__WHAT IS BEING ASKED__: Search the records for the string "title" and return each line that has it.

__Stored items from a collection__:
--- START ---

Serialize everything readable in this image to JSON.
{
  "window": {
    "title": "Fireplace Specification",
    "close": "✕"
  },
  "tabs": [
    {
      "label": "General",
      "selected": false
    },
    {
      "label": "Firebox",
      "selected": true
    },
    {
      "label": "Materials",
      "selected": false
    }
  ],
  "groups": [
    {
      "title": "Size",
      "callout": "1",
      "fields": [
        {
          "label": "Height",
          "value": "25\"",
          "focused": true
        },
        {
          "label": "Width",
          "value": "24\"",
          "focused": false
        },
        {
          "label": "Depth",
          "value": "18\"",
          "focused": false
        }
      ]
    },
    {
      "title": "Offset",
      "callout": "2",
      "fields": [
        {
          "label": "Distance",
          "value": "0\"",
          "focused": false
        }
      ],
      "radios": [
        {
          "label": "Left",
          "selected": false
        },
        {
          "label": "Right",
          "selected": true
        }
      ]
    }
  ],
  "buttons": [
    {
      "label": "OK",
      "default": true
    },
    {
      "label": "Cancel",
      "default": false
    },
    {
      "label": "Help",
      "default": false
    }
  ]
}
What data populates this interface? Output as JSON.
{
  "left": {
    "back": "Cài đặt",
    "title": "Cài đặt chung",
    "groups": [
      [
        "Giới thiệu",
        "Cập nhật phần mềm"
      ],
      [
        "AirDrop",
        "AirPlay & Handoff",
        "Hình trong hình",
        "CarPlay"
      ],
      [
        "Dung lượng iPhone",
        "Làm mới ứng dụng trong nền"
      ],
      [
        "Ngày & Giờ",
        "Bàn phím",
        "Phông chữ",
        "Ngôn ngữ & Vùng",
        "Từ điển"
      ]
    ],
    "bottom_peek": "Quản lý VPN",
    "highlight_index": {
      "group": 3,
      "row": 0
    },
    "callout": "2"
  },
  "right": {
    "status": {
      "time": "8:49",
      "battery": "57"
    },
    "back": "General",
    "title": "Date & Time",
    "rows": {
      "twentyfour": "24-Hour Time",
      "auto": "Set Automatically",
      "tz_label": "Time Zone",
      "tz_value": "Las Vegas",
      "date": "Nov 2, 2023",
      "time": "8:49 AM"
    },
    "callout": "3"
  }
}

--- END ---

__OUTPUT FOR THIS EXERCISE__:
    "title": "Fireplace Specification",
      "title": "Size",
      "title": "Offset",
    "title": "Cài đặt chung",
    "title": "Date & Time",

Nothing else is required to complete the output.